Talking about mental health issues, or difficulties in our private lives, is something Mr Steele has learned to be more open about. “There are times in all of our lives where we go through points of stress, bereavement, or things that affect you psychologically and mentally. My mum died and my wife’s stepfather died recently. My team know about this, and they know I might not be on my A-game at a particular point.”
Mind Matters survey further findings graphic
Mr Steele thinks the pressure the industry puts on its workforce contributes to the shocking statistics. Construction workers often work anti-social hours and may have to travel long distances to deliver projects. Add to this the huge pressure to successfully deliver a project, and you have a potentially intolerable working environment.
Mr Steele suggests it is essential people feel they can talk openly about their problems. “I’ve seen the stigma attached to an individual who says, ‘I’ve got a mental health issue’. But we all have issues with our mental health in varying degrees and at varying times. Let’s just recognise it.”
Again, it all boils down to the value of our industry, he argues. As well as recognising that construction can place high demands on its workforce, it must also ensure workers know that the work they are doing is invaluable.
“We’re changing people’s lives – hopefully in a really positive way – and our construction workers are part of this,” he says. “But when one in four people have considered taking their life, we must ask: do we value people right the way through the supply chain, and do they feel valued? Clearly not.”
Leaving a legacy
It is clear that construction is more than just business for Mr Steele. His outlook is shaped by the people delivering the work and the impact construction has on the UK’s development.
So what are his plans for Osborne – and the wider industry? “Osborne is a family-owned business that is looking for sustainability for future generations. What I have to do is manage their expectations within a very volatile industry and maximise what we can achieve.”
To do this, he wants to diversify, with a focus on growing the firm’s communities division. “Construction is absolutely core to our business. It makes up just under 50 per cent of our entire business and that is still massively important. But the industry is volatile; because of this we’re looking to other sectors and managing our destiny slightly better with a mixed portfolio.”

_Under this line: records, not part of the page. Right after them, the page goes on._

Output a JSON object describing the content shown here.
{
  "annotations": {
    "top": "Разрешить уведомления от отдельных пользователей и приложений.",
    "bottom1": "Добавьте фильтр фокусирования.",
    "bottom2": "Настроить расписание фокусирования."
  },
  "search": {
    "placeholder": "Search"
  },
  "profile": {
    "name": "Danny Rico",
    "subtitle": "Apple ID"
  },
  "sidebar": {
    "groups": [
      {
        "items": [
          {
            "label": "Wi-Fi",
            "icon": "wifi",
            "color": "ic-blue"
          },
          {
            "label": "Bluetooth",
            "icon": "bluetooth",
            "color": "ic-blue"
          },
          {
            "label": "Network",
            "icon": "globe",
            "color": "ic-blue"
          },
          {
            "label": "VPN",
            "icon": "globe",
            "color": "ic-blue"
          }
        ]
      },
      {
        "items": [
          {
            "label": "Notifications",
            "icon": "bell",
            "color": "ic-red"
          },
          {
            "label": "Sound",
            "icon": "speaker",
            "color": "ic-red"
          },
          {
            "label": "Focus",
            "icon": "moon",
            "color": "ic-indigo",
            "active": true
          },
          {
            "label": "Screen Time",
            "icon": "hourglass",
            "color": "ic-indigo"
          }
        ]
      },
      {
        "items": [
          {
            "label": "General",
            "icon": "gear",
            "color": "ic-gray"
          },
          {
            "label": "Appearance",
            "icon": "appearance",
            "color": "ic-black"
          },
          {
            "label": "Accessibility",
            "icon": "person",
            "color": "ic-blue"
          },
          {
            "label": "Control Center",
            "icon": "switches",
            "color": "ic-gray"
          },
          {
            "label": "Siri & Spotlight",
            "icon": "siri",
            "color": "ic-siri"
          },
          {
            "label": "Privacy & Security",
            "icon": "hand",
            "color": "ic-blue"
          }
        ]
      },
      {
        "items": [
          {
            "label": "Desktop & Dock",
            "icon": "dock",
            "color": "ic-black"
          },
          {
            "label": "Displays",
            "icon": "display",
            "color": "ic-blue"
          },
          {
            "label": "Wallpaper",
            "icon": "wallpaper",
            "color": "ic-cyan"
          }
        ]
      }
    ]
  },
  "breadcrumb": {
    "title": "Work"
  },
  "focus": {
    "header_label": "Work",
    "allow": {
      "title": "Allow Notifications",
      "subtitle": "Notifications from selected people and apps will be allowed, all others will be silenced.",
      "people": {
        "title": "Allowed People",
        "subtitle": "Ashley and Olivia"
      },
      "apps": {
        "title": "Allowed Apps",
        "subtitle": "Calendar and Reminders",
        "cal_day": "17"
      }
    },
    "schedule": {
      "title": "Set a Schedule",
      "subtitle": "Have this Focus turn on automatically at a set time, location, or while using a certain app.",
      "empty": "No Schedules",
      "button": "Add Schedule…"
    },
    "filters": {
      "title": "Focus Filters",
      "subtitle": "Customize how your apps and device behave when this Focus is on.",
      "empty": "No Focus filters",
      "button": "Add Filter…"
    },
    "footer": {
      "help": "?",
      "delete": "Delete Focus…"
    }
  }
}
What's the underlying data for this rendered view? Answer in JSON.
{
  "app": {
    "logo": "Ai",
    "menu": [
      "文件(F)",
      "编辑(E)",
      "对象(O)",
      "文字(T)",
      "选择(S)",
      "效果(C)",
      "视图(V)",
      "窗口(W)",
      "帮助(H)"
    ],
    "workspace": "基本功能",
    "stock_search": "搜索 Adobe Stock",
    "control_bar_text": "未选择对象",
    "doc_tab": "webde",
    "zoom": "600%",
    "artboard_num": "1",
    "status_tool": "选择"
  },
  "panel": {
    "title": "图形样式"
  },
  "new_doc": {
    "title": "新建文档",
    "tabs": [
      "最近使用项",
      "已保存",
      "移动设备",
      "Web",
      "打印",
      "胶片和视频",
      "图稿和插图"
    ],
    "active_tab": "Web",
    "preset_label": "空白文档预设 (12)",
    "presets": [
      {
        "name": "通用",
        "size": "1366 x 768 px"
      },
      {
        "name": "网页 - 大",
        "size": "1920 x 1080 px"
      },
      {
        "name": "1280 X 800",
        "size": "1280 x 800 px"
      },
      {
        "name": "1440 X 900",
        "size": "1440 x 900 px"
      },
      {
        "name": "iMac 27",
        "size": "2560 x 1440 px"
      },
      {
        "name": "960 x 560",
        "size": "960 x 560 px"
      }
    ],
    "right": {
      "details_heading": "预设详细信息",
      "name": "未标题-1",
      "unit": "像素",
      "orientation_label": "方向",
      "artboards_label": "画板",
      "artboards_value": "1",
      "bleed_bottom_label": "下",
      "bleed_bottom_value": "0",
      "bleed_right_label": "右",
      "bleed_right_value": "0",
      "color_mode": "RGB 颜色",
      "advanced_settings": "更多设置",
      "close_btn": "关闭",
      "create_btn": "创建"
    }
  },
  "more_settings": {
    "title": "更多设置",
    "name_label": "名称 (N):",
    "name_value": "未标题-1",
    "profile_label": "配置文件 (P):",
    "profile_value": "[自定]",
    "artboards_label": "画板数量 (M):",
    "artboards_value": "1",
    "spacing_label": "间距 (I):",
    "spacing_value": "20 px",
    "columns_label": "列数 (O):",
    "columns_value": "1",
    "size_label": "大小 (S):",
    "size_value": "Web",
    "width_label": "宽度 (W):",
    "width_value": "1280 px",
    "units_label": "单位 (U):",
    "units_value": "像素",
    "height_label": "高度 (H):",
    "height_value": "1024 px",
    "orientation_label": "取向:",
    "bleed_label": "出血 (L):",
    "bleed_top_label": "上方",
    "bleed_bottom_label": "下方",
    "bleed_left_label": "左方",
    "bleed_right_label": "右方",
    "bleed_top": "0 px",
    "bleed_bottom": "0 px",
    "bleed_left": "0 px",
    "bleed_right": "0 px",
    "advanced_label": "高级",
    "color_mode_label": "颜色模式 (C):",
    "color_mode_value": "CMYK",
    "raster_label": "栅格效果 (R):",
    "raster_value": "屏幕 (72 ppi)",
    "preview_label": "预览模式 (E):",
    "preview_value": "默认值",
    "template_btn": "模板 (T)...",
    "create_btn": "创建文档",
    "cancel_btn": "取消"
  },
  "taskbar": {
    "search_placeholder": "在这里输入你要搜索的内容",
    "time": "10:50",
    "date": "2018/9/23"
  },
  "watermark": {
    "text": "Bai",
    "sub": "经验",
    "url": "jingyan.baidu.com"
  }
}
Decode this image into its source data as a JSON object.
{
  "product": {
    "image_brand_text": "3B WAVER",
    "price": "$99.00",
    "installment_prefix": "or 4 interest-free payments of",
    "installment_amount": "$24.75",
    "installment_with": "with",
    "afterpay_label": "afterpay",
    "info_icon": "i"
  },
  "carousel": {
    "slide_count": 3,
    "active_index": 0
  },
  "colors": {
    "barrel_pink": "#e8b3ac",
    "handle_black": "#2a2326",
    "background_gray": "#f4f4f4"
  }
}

Looking ahead, Mr Steele’s ambitions are shaped by the very thing that convinced him to return to Osborne. “When I stepped back into the industry I realised what I had been missing,” he says. “I absolutely want to leave behind a legacy.”